After following the Totcycle blog for a couple of years, I finally had a chance to join his Kidical Mass ride last week. The occasion was the grand opening of the Ship Canal Trial. It's a great piece of bike infrastructure as it lets people get from Magnolia and the Ballard Locks to the Fremont bridge, without having to take a confusing and not-particularly friendly interchange near the Ballard Bridge.
The forcast was for chilly, with a possibility of rain and/or snow. Chilly by Seattle standards, of course, which translates to 35-40F (2-4C). I hadn't taken Spencer for a winter ride before, and I was a little concerned about how to dress him. I started digging through the closet to find last year's winter gear. The snow pants fit great, but were probably unnecessary. Tried to find toques without pompom that would fit under bike helmets. The good mitts were left at karate class. And Spencer's winter coat looked awfully short in the sleeves. This is when I began to feel like a lousy mother and a lousy Canadian. Didn't I know that winter was coming? Has it ever skipped a year? In the end, the best solution was to wear last year's coat and a warm pair of my mitts that were long enough to cover his wrist, even with the somewhat too short sleeves. Extra sweaters, scarfs and toques were added, I packed the pannier, and we were ready to roll.
When we got to the end of the driveway, it became clear that I had overreacted and we were both terribly overdressed. So, we stopped to strip off layers, and my pannier was then stuffed with fleece for the rest of the day. Still, I'm glad we had the mitts and scarf - little bodies get cold quickly. Especially, when they don't help much with the pedaling. Finally, we were on our way and were only a little bit late to our meeting place at the Ballard Library.
|Spencer was ready to go.|
We rode west on NW 57th St., one of our candidates for a neighborhood greenway. It's always fun riding with such a big group. We can chat with folks, admire the different bikes and swap stories. Of course we're still careful about traffic, but we don't really have to worry about visibility with a group of this size! We took 28th Ave NW and then Market St. to the Ballard Locks, where we had to dismount to cross the canal. There is no denying that this was a production. The walkways across the locks are relatively narrow - there's just enough room for a bike and pedestrian to cross each other. A group of cargo and family bikes takes a long time to cross. Fortunately, traffic was very light - there aren't many tourists out on a chilly November morning.
The locks were still pumped dry for their annual maintenance. We could see a few folks working away at the bottom, which gives a sense of how big it really is. The barnacles clinging to the wall were starting to get rather stinky by this point. It didn't seem to bother the crows and gulls, though - they were still enjoying their sushi.
|See the three white dots? Those are the workers in their white hard hats.|
Peter Hahn, the head of SDOT, gave a speech and cut the ribbon with very big pair of scissors.
However, for our group, the big attraction was Julian's thermos of hot apple cider to warm those chilly fingers.

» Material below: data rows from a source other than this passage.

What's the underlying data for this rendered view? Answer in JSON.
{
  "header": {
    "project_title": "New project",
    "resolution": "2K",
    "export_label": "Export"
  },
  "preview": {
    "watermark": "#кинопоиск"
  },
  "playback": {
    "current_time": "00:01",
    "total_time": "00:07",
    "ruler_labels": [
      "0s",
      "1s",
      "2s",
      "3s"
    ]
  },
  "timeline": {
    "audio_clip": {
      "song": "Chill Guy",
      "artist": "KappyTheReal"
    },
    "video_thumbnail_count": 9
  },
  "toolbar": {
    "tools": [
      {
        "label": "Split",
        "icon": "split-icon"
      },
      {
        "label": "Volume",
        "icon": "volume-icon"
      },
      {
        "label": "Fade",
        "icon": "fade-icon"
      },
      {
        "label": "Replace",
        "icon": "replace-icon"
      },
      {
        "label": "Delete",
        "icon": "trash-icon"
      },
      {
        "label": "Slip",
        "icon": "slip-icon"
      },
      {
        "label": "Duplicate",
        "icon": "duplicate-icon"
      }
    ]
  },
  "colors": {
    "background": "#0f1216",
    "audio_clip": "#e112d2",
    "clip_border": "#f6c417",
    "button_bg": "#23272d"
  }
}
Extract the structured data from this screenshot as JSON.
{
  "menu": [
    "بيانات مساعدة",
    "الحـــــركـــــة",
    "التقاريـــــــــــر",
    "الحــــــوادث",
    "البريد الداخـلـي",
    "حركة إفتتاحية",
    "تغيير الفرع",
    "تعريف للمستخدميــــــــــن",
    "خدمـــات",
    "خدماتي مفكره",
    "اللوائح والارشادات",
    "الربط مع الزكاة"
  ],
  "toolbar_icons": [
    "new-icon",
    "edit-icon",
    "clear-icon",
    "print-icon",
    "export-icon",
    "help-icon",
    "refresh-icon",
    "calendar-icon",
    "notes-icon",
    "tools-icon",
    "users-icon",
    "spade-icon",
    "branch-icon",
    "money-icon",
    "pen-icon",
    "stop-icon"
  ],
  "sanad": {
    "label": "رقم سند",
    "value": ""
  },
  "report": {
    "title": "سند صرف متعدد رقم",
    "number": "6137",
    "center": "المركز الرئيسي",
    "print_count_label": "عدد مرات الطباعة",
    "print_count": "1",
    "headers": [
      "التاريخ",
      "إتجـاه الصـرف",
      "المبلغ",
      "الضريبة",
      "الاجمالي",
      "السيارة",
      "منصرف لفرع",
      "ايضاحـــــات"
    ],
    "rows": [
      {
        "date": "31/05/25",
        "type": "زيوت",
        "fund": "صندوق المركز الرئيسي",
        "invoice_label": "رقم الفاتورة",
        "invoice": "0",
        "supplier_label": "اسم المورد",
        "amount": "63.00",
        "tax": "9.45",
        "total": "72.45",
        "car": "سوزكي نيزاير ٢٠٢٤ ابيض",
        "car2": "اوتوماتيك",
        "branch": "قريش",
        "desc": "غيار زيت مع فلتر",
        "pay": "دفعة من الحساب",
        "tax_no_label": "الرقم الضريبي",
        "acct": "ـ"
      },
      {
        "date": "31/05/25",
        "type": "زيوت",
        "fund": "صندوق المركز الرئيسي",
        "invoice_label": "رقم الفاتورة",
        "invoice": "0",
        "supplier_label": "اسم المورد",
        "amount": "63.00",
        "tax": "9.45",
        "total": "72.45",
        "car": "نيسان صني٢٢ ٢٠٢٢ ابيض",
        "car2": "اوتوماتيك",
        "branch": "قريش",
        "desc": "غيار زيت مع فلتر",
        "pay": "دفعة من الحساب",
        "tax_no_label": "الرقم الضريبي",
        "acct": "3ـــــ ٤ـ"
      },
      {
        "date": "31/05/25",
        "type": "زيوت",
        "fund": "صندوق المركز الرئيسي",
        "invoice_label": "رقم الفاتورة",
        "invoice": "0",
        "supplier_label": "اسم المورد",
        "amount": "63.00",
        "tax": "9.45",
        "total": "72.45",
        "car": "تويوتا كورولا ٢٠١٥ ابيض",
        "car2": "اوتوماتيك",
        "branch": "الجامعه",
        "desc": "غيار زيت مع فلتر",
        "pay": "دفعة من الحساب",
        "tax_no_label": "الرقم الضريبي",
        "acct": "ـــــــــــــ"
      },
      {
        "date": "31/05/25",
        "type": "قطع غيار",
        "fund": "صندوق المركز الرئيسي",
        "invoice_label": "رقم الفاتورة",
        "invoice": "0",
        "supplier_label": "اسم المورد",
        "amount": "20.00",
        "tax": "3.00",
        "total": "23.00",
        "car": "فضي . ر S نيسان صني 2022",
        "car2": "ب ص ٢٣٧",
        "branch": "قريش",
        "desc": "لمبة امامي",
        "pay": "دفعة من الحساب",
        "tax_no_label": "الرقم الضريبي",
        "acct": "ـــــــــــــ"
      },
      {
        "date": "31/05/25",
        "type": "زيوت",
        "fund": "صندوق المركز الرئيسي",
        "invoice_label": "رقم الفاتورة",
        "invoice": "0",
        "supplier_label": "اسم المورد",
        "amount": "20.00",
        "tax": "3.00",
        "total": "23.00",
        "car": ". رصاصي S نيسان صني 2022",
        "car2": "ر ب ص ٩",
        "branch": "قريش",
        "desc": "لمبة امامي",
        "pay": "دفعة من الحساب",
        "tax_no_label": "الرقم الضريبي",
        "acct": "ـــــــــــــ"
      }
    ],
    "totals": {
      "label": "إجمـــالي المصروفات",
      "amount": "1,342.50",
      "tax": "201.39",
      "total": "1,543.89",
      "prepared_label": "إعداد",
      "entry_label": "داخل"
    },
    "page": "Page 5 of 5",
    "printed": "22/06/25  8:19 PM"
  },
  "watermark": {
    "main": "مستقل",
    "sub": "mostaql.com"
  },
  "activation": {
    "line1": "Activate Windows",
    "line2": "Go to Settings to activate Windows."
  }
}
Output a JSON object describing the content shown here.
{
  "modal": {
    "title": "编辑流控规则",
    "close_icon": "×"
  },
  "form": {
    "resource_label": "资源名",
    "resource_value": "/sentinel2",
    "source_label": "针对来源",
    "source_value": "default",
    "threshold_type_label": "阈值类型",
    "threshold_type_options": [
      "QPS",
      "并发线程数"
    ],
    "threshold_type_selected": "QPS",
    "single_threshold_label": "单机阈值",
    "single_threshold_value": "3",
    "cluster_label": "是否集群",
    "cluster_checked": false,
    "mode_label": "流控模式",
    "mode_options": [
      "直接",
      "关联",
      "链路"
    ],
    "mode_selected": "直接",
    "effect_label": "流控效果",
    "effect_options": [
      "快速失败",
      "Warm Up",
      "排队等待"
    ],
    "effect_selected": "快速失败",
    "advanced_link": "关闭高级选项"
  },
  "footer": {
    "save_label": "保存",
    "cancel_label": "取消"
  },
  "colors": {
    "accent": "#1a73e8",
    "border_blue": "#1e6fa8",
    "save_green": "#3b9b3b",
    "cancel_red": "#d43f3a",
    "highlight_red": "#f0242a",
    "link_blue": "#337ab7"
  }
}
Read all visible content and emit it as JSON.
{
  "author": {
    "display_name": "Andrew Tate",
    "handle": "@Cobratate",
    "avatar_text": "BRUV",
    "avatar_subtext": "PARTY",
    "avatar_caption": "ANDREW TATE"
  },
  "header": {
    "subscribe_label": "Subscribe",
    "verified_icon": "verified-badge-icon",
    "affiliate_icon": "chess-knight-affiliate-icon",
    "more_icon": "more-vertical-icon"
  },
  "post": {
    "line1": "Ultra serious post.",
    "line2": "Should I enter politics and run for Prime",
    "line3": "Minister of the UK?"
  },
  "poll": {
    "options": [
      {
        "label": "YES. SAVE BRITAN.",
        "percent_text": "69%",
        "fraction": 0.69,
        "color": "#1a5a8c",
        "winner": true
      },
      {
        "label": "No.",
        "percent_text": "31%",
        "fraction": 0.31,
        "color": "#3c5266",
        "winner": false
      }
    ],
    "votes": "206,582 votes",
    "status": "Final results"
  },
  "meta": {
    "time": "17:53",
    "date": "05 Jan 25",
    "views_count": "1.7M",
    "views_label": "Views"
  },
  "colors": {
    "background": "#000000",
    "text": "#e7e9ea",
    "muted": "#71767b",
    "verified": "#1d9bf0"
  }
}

Before too long, we were on our way. I don't have any photos of the new trail, yet, but there's a nice one here. It's a pleasant ride that I'll definitely check out again and will be my preferred route between the Pier 91 trail and the Fremont Bridge. However, there is a rather annoying double 2-curve to cross the train tracks. I know they need to slow bike traffic down and direct folks to cross at a right angle, but this really seems excessive. Still, it's a minor flaw in an otherwise great trail.
After crossing back across the Fremont Bridge, we split up to get food and then met again at the Fremont Brewery. This was my first time there, and I'm delighted to discover such a cool place. It's a local microbrewery which makes absolutely delicious beer. It's a tasting room, not a full-fledged bar and they don't sell food, but allow you to bring your own it. It's really a big room with picnic tables at one end and big, shiny vats at the other, but seemed cosy and friendly. It's also remarkably family-friendly - they even have a couple of baskets of toys! Only in Seattle. Sadly, I have no good photos from this part of the trip, so you'll have to take my word for it until you can go there yourself.
After food, a beer and lots of chatting and tracking down stray children, it was time to go. We'd had a full day and I knew we were in the pre-melt down phase. Plus, Spencer was getting tired too. We weren't the only ones who'd had enough. Thirty seconds earlier, this little guy had been flopped over the edge of his bucket seat. If only I'd been able to get my camera out earlier.....